How to build a PC: a step-by-step guide
Posted on 16 Jan 2013 at 09:00
Ever wanted to learn how to build a PC? Our 11-step guide will walk you through the process
Few things can compare to the satisfaction you get from building your own PC, or upgrading your existing model. With computer prices cheaper than ever, it may seem a false economy, but look deeper and you’ll see the true beneﬁts.
For starters, when you build or upgrade your computer, you choose the components you want to use. In other words, you make sure you end up with the PC that ﬁts your needs. It also means you can pick premium components, making your ﬁnished computer more stable and more reliable.
The key advantage of building a PC yourself is that you can quickly take advantage of new technologies. In this feature, for example, we cover how to install and conﬁgure a solid-state drive (SSD). Add one of these to your new build – or as an upgrade to your existing PC – and you can boost its performance signiﬁcantly, speeding up application loading times and the time it takes to start up. Buy a computer off the shelf and you’ll ﬁnd that this kind of technology is reserved only for the most expensive models.
What’s more, building and upgrading your computer helps you learn how your PC works. Should you run into a problem later on, you’ll be armed with the skill and knowledge to ﬁx it yourself.
Getting to work

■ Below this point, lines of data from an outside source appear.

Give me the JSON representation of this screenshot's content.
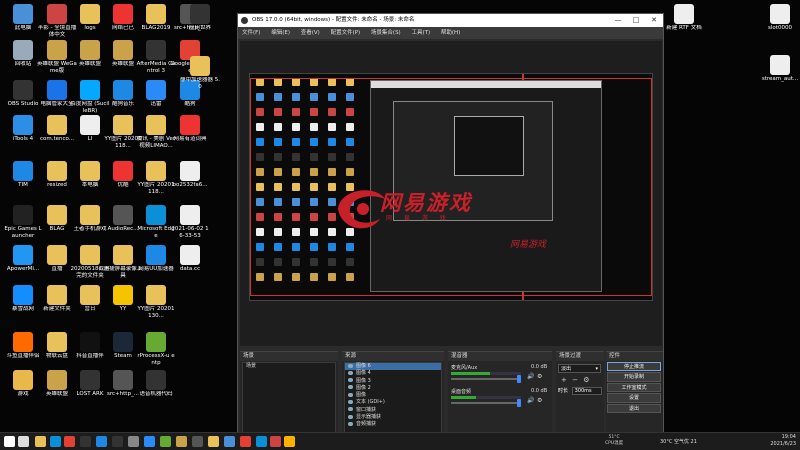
{
  "desktop_icons": [
    {
      "label": "此电脑",
      "color": "#4a90d9"
    },
    {
      "label": "回收站",
      "color": "#9ab"
    },
    {
      "label": "OBS Studio",
      "color": "#333"
    },
    {
      "label": "iTools 4",
      "color": "#2c8ee6"
    },
    {
      "label": "TIM",
      "color": "#1e88e5"
    },
    {
      "label": "Epic Games Launcher",
      "color": "#222"
    },
    {
      "label": "ApowerMi...",
      "color": "#2196f3"
    },
    {
      "label": "暴雪战网",
      "color": "#148eff"
    },
    {
      "label": "斗鱼直播伴侣",
      "color": "#ff6a00"
    },
    {
      "label": "游戏",
      "color": "#e8b84a"
    },
    {
      "label": "半影 - 全境直播体中文",
      "color": "#c44"
    },
    {
      "label": "英雄联盟 WeGame版",
      "color": "#c9a24a"
    },
    {
      "label": "电脑管家大全",
      "color": "#1a73e8"
    },
    {
      "label": "com.tenco...",
      "color": "#e8c15a"
    },
    {
      "label": "resized",
      "color": "#e8c15a"
    },
    {
      "label": "BLAG",
      "color": "#e8c15a"
    },
    {
      "label": "直播",
      "color": "#e8c15a"
    },
    {
      "label": "新建文件夹",
      "color": "#e8c15a"
    },
    {
      "label": "物联云盘",
      "color": "#e8c15a"
    },
    {
      "label": "英雄联盟",
      "color": "#c9a24a"
    },
    {
      "label": "logs",
      "color": "#e8c15a"
    },
    {
      "label": "英雄联盟",
      "color": "#c9a24a"
    },
    {
      "label": "百度网盘 (SucilleBR)",
      "color": "#06a7ff"
    },
    {
      "label": "LI",
      "color": "#eee"
    },
    {
      "label": "本电脑",
      "color": "#e8c15a"
    },
    {
      "label": "王者手机游戏",
      "color": "#e8c15a"
    },
    {
      "label": "20200518截屏完的文件夹",
      "color": "#e8c15a"
    },
    {
      "label": "营日",
      "color": "#e8c15a"
    },
    {
      "label": "抖音直播伴",
      "color": "#111"
    },
    {
      "label": "LOST ARK",
      "color": "#333"
    },
    {
      "label": "网络已已",
      "color": "#e33"
    },
    {
      "label": "英雄联盟",
      "color": "#c9a24a"
    },
    {
      "label": "酷狗音乐",
      "color": "#1e88e5"
    },
    {
      "label": "YY图片 20201118...",
      "color": "#e8c15a"
    },
    {
      "label": "优酷",
      "color": "#e33"
    },
    {
      "label": "AudioRec...",
      "color": "#555"
    },
    {
      "label": "迅捷屏幕录像工具",
      "color": "#e8c15a"
    },
    {
      "label": "YY",
      "color": "#f5c400"
    },
    {
      "label": "Steam",
      "color": "#1b2838"
    },
    {
      "label": "src+http_...",
      "color": "#555"
    },
    {
      "label": "BLAG2019",
      "color": "#e8c15a"
    },
    {
      "label": "AfterMedia Control 3",
      "color": "#333"
    },
    {
      "label": "迅雷",
      "color": "#2a8af6"
    },
    {
      "label": "腾讯 - 美剧 Ver 视频LIMAO...",
      "color": "#e8c15a"
    },
    {
      "label": "YY图片 20201118...",
      "color": "#e8c15a"
    },
    {
      "label": "Microsoft Edge",
      "color": "#0b8fd6"
    },
    {
      "label": "网易UU加速器",
      "color": "#1e88e5"
    },
    {
      "label": "YY图片 20201130...",
      "color": "#e8c15a"
    },
    {
      "label": "rProcessX-u entp",
      "color": "#6a3"
    },
    {
      "label": "语音机器代码",
      "color": "#333"
    },
    {
      "label": "src+http_...",
      "color": "#555"
    },
    {
      "label": "Google Chrome",
      "color": "#e34133"
    },
    {
      "label": "酷狗",
      "color": "#1e88e5"
    },
    {
      "label": "网易有道词典",
      "color": "#e33"
    },
    {
      "label": "bo2532fa6...",
      "color": "#eee"
    },
    {
      "label": "2021-06-02 16-33-53",
      "color": "#eee"
    },
    {
      "label": "data.cc",
      "color": "#eee"
    },
    {
      "label": "应用世界",
      "color": "#333"
    },
    {
      "label": "静中加速器器 5.0",
      "color": "#e8c15a"
    },
    {
      "label": "新建 RTF 文档",
      "color": "#eee"
    },
    {
      "label": "slot0000",
      "color": "#eee"
    },
    {
      "label": "stream_aut...",
      "color": "#eee"
    }
  ],
  "obs": {
    "title": "OBS 17.0.0 (64bit, windows) - 配置文件: 未命名 - 场景: 未命名",
    "minimize": "—",
    "maximize": "□",
    "close": "✕",
    "menu": [
      "文件(F)",
      "编辑(E)",
      "查看(V)",
      "配置文件(P)",
      "场景集合(S)",
      "工具(T)",
      "帮助(H)"
    ],
    "preview": {
      "logo_text": "网易游戏",
      "logo_sub": "网 易 游 戏",
      "logo_small": "网易游戏"
    },
    "scenes": {
      "title": "场景",
      "items": [
        "场景"
      ],
      "foot": [
        "+",
        "−",
        "∧",
        "∨"
      ]
    },
    "sources": {
      "title": "来源",
      "items": [
        "图像 6",
        "图像 4",
        "图像 3",
        "图像 2",
        "图像",
        "文本 (GDI+)",
        "窗口捕获",
        "显示器捕获",
        "音频捕获"
      ],
      "foot": [
        "+",
        "−",
        "⚙",
        "∧",
        "∨"
      ]
    },
    "mixer": {
      "title": "混音器",
      "channels": [
        {
          "name": "麦克风/Aux",
          "db": "0.0 dB",
          "level": 0.55
        },
        {
          "name": "桌面音频",
          "db": "0.0 dB",
          "level": 0.35
        }
      ]
    },
    "transitions": {
      "title": "场景过渡",
      "selected": "淡出",
      "duration_label": "时长",
      "duration_value": "300ms",
      "add": "+",
      "remove": "−",
      "settings": "⚙"
    },
    "controls": {
      "title": "控件",
      "buttons": [
        "停止推流",
        "开始录制",
        "工作室模式",
        "设置",
        "退出"
      ]
    }
  },
  "taskbar": {
    "temp": "51°C",
    "cpu": "CPU温度",
    "weather": "30°C 空气优 21",
    "time": "19:04",
    "date": "2021/6/23",
    "icons": [
      "start-icon",
      "search-icon",
      "folder-icon",
      "edge-icon",
      "chrome-icon",
      "obs-icon"
    ],
    "icon_colors": [
      "#fff",
      "#ddd",
      "#e8c15a",
      "#0b8fd6",
      "#e34133",
      "#333"
    ]
  }
}
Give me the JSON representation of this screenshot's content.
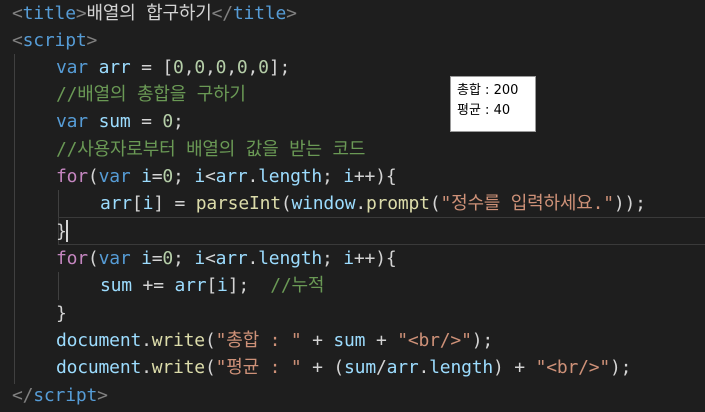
{
  "code": {
    "l1": {
      "open_tag_a": "<",
      "open_tag_name": "title",
      "open_tag_b": ">",
      "text": "배열의 합구하기",
      "close_tag_a": "</",
      "close_tag_name": "title",
      "close_tag_b": ">"
    },
    "l2": {
      "a": "<",
      "name": "script",
      "b": ">"
    },
    "l3": {
      "kw": "var",
      "id": "arr",
      "rest": " = [",
      "n1": "0",
      "c1": ",",
      "n2": "0",
      "c2": ",",
      "n3": "0",
      "c3": ",",
      "n4": "0",
      "c4": ",",
      "n5": "0",
      "end": "];"
    },
    "l4": {
      "comment": "//배열의 총합을 구하기"
    },
    "l5": {
      "kw": "var",
      "id": "sum",
      "rest": " = ",
      "num": "0",
      "end": ";"
    },
    "l6": {
      "comment": "//사용자로부터 배열의 값을 받는 코드"
    },
    "l7": {
      "ctrl": "for",
      "p1": "(",
      "kw": "var",
      "id1": "i",
      "eq": "=",
      "n0": "0",
      "s1": "; ",
      "id2": "i",
      "lt": "<",
      "id3": "arr",
      "dot": ".",
      "id4": "length",
      "s2": "; ",
      "id5": "i",
      "inc": "++){"
    },
    "l8": {
      "id1": "arr",
      "b1": "[",
      "id2": "i",
      "b2": "]",
      "eq": " = ",
      "fn1": "parseInt",
      "p1": "(",
      "id3": "window",
      "dot": ".",
      "fn2": "prompt",
      "p2": "(",
      "str": "\"정수를 입력하세요.\"",
      "end": "));"
    },
    "l9": {
      "brace": "}"
    },
    "l10": {
      "ctrl": "for",
      "p1": "(",
      "kw": "var",
      "id1": "i",
      "eq": "=",
      "n0": "0",
      "s1": "; ",
      "id2": "i",
      "lt": "<",
      "id3": "arr",
      "dot": ".",
      "id4": "length",
      "s2": "; ",
      "id5": "i",
      "inc": "++){"
    },
    "l11": {
      "id1": "sum",
      "op": " += ",
      "id2": "arr",
      "b1": "[",
      "id3": "i",
      "b2": "];  ",
      "comment": "//누적"
    },
    "l12": {
      "brace": "}"
    },
    "l13": {
      "id": "document",
      "dot": ".",
      "fn": "write",
      "p1": "(",
      "str1": "\"총합 : \"",
      "plus1": " + ",
      "id2": "sum",
      "plus2": " + ",
      "str2": "\"<br/>\"",
      "end": ");"
    },
    "l14": {
      "id": "document",
      "dot": ".",
      "fn": "write",
      "p1": "(",
      "str1": "\"평균 : \"",
      "plus1": " + (",
      "id2": "sum",
      "slash": "/",
      "id3": "arr",
      "dot2": ".",
      "id4": "length",
      "plus2": ") + ",
      "str2": "\"<br/>\"",
      "end": ");"
    },
    "l15": {
      "a": "</",
      "name": "script",
      "b": ">"
    }
  },
  "popup": {
    "sum_label": "총합 : 200",
    "avg_label": "평균 : 40"
  }
}
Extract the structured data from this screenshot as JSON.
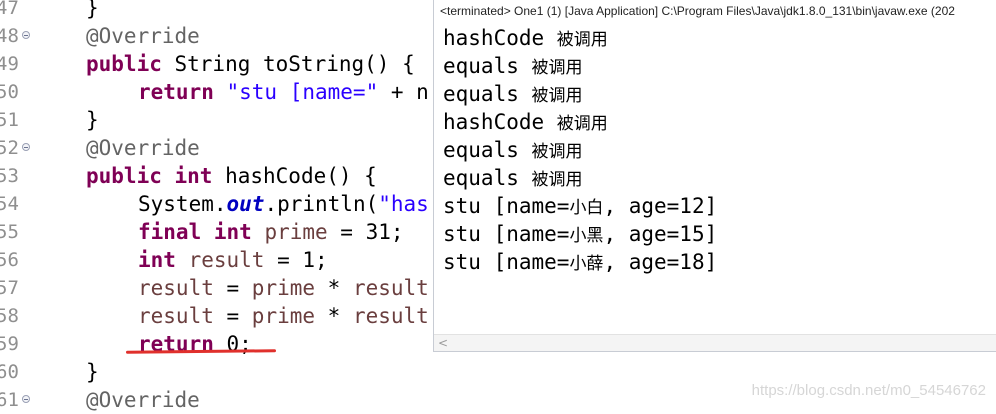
{
  "editor": {
    "lines": [
      {
        "num": "47",
        "fold": false
      },
      {
        "num": "48",
        "fold": true
      },
      {
        "num": "49",
        "fold": false
      },
      {
        "num": "50",
        "fold": false
      },
      {
        "num": "51",
        "fold": false
      },
      {
        "num": "52",
        "fold": true
      },
      {
        "num": "53",
        "fold": false
      },
      {
        "num": "54",
        "fold": false
      },
      {
        "num": "55",
        "fold": false
      },
      {
        "num": "56",
        "fold": false
      },
      {
        "num": "57",
        "fold": false
      },
      {
        "num": "58",
        "fold": false
      },
      {
        "num": "59",
        "fold": false
      },
      {
        "num": "60",
        "fold": false
      },
      {
        "num": "61",
        "fold": true
      }
    ],
    "code": {
      "l47": "}",
      "l48": "@Override",
      "l49_kw": "public",
      "l49_rest": " String toString() {",
      "l50_kw": "return",
      "l50_str": " \"stu [name=\"",
      "l50_rest": " + n",
      "l51": "}",
      "l52": "@Override",
      "l53_kw1": "public",
      "l53_kw2": " int",
      "l53_rest": " hashCode() {",
      "l54_a": "System.",
      "l54_out": "out",
      "l54_b": ".println(",
      "l54_str": "\"has",
      "l55_kw1": "final",
      "l55_kw2": " int",
      "l55_var": " prime",
      "l55_rest": " = 31;",
      "l56_kw": "int",
      "l56_var": " result",
      "l56_rest": " = 1;",
      "l57_var": "result",
      "l57_rest": " = ",
      "l57_var2": "prime",
      "l57_rest2": " * ",
      "l57_var3": "result",
      "l58_var": "result",
      "l58_rest": " = ",
      "l58_var2": "prime",
      "l58_rest2": " * ",
      "l58_var3": "result",
      "l59_kw": "return",
      "l59_rest": " 0;",
      "l60": "}",
      "l61": "@Override"
    }
  },
  "console": {
    "header": "<terminated> One1 (1) [Java Application] C:\\Program Files\\Java\\jdk1.8.0_131\\bin\\javaw.exe (202",
    "output": [
      {
        "code": "hashCode ",
        "cjk": "被调用",
        "tail": ""
      },
      {
        "code": "equals ",
        "cjk": "被调用",
        "tail": ""
      },
      {
        "code": "equals ",
        "cjk": "被调用",
        "tail": ""
      },
      {
        "code": "hashCode ",
        "cjk": "被调用",
        "tail": ""
      },
      {
        "code": "equals ",
        "cjk": "被调用",
        "tail": ""
      },
      {
        "code": "equals ",
        "cjk": "被调用",
        "tail": ""
      },
      {
        "code": "stu [name=",
        "cjk": "小白",
        "tail": ", age=12]"
      },
      {
        "code": "stu [name=",
        "cjk": "小黑",
        "tail": ", age=15]"
      },
      {
        "code": "stu [name=",
        "cjk": "小薛",
        "tail": ", age=18]"
      }
    ],
    "scroll_left_glyph": "<"
  },
  "watermark": "https://blog.csdn.net/m0_54546762",
  "colors": {
    "keyword": "#7f0055",
    "annotation": "#646464",
    "string": "#2a00ff",
    "static_field": "#0000c0",
    "local_var": "#6a3e3e",
    "red_mark": "#e0302c"
  }
}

The main task you have when building a PC is making sure that you put all the components together correctly so that your new computer works ﬁrst time.
Our detailed step-by-step advice will help you put any PC together from start to ﬁnish.
Step-by-step guide to building a PC
Step 1: How to take a PC case apart
Step 2: How to install a power supply
Step 3: How to install a motherboard
Step 4a: How to install an Intel processor
Step 4b: How to install an AMD processor
Step 5: How to install memory
Step 6: How to fit the internal cables
Step 7a: How to install a hard disk
Step 7b: How to install an SSD
Step 8: How to install an optical drive
Step 9: How to install a graphics card
Step 10: How to install expansion cards
Step 11: How to put a PC case back together
Scan Computers offer insurance on building a computer. For a small cost they'll insure your build so if you do something wrong you are covered.
Please check with Scan the extent of the cover. When I got it I was building a complete system and all parts were covered. Check with Scan for details.
By simontompkins on 16 Jan 2013
how wonderfully retro!
By sihaz2 on 16 Jan 2013
Looking at the picture I think you need "How to hold a screwdriver: a step-by-step guide"
By andrewhuggett1 on 16 Jan 2013
More links & info for budding builders
I found this video from Newegg (American online retailer) very useful if you're new to building PCs (3-part series):
Also, the excellent tech-site: The Tech Report have also done an in-depth, step-by-step guide too with video and this complements PC Pro's one:
By pbryanw on 16 Jan 2013
For more details about purchasing this feature and/or images for editorial usage, please contact Jasmine Samra on firstname.lastname@example.org
- iPhone 6 release date, rumours, specs and features: when will the iPhone 6 come out in the UK?
- Windows 8.2: release date, features and free cloud version
- Samsung Galaxy Alpha release date, specs and rumoured price in the UK
- Vodafone has worst reception but Ofcom tests questioned
- Boxed iPhone 6 photos leak online
- Still on IE8? You've got 18 months to upgrade
- iPhone 6 launch event tipped for 9 September
- Feature updates coming to Patch Tuesday
- What's new in OS X 10.10 Yosemite Developer Preview 5 and iOS 8 beta 5?
- Google I/O live stream and blog: how to watch 2014 Google I/O keynote speech live
- 20 years of PC Pro: our greatest review mistakes
- 20 years of PC Pro: our first A-List
- Wikipedia's "right to be forgotten" protest hits the wrong note
- 3D printing hits the high street for plastic selfies
- 20 years of PC Pro: What amazed us in our first issue
- How Google Glass ruined my lunch hour
- Smartphone battery packs: can a USB power pack beat the festival battery blues?
- Windows Easy Transfer – not so "easy" in Windows 8.1
- Formula 1: what a difference virtualisation makes
- Office of the future: comfy chairs and tablets everywhere